“But, O, the road there between the trees was dark! You would be lost in the dark. It made him afraid to think of how it was.”

James Joyce, A Portrait of the Artist as a Young Man (New York: Oxford University Press, 2008), pg. 14

One of the earliest examples of the delay of referent due to the fact that ‘it’ is never clarified.

A Portrait of the Artist as a Young Man

“It was cruel and unfair to make him kneel in the middle of the class then: and Father Arnall had told them both that they might return to their places without making any difference between them. He listened to Father Arnall’s low and gentle voice as he corrected the themes. Perhaps he was sorry now and wanted to be decent. But it was cruel and unfair. The prefect of studies was a priest but that was cruel and unfair. And his whitegrey face and the nocoloured eyes behind the steelrimmed spectacles were cruel looking because he had steadied the hand first with his firm soft fingers and that was to hit it better and louder.”

James Joyce, A Portrait of the Artist as a Young Man (New York: Oxford University Press, 2008), 43.

This is the first time Stephen’s opinion of the church and priesthood in general began to reflect his father’s almost. He seems conflicted because of his high thoughts of priests and the church, and yet he was cruelly and wrongly punished by a priest himself. And then Father Arnall was being decent to the other students?

A Portrait of the Artist as a Young Man

“How foolish his aim had been! He had tried to build a breakwater of order and elegance against the sordid tide of life without him and to dam up, by rules of conduct and active interests and new filial relations, the powerful recurrence of the tide within him. Useless.”

James Joyce, A Portrait of the Artist as a Young Man (New York: Oxford University Press, 2008), 82.

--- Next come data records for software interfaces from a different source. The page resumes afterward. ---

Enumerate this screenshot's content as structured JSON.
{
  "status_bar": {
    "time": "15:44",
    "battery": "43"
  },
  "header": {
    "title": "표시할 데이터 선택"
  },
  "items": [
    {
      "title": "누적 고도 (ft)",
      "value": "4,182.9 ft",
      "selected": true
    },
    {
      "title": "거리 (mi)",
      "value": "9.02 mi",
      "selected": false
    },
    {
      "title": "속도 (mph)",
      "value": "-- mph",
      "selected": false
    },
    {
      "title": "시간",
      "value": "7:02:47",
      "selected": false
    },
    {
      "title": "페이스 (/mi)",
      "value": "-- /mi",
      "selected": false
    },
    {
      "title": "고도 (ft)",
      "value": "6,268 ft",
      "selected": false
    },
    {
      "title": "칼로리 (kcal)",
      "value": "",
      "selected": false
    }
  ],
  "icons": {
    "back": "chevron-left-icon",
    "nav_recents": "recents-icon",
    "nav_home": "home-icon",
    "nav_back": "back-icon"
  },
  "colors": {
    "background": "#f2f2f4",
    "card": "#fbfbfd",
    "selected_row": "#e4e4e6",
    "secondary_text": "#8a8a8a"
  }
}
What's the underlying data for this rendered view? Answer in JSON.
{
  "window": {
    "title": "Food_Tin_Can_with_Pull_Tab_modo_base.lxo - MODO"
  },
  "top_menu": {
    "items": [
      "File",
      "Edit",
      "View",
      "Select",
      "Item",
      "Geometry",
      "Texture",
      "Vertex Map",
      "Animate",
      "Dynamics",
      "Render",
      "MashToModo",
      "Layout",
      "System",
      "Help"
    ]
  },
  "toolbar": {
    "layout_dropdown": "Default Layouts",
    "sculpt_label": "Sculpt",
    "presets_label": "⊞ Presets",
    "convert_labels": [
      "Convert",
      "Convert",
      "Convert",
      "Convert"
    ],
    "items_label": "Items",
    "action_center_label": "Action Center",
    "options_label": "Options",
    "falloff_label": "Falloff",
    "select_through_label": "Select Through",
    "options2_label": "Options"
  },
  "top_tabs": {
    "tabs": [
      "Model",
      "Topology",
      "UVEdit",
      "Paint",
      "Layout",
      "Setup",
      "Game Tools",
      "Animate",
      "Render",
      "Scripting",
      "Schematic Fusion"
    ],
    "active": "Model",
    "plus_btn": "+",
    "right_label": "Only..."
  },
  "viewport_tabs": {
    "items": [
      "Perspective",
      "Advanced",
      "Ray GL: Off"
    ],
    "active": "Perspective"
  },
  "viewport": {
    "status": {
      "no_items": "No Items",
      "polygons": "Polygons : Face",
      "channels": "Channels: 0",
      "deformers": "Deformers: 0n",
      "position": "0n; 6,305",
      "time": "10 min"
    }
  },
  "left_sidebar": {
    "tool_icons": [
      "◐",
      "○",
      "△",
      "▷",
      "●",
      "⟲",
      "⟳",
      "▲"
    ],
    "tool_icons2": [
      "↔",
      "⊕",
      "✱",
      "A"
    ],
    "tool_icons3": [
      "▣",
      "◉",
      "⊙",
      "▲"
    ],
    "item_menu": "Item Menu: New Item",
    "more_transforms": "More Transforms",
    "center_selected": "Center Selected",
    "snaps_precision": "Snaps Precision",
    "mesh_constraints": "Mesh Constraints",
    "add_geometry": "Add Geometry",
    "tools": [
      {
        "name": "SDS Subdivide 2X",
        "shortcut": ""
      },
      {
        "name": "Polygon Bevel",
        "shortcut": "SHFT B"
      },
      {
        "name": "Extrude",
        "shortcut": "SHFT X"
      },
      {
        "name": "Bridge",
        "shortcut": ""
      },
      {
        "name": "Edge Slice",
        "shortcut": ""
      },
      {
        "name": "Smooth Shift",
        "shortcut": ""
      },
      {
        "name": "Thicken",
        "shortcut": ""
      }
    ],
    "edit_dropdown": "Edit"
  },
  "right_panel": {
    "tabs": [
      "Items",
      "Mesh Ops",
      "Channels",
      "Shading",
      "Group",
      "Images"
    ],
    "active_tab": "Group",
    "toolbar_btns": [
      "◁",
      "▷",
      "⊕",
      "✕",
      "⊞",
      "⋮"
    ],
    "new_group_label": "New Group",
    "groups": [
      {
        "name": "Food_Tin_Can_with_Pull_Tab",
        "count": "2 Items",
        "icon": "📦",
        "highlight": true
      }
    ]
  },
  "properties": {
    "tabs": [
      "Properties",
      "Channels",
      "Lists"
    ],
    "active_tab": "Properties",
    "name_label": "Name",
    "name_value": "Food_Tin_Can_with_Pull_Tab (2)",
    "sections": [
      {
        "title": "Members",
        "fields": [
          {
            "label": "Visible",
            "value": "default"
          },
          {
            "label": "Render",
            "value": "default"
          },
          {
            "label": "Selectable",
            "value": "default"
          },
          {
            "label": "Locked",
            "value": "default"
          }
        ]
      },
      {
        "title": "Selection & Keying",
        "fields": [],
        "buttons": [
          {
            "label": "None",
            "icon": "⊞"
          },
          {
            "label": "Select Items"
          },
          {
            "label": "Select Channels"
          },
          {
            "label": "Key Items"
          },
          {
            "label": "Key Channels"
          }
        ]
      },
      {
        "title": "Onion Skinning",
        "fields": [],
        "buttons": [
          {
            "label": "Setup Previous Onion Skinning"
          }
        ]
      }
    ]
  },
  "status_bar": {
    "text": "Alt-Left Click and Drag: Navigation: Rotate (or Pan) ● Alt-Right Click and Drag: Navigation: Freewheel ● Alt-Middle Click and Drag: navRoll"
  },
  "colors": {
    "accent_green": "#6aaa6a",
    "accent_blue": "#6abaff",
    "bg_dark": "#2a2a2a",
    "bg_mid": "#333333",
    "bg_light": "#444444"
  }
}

Compared to the free indirect discourse in Chapter One, Stephen’s Chapter Two voice is more difficult to pick out of the third-person narration. Stephen’s voice is “growing up” with him, and as evident of the amount of figurative language Joyce uses here, Stephen’s identify as a writer is also developing.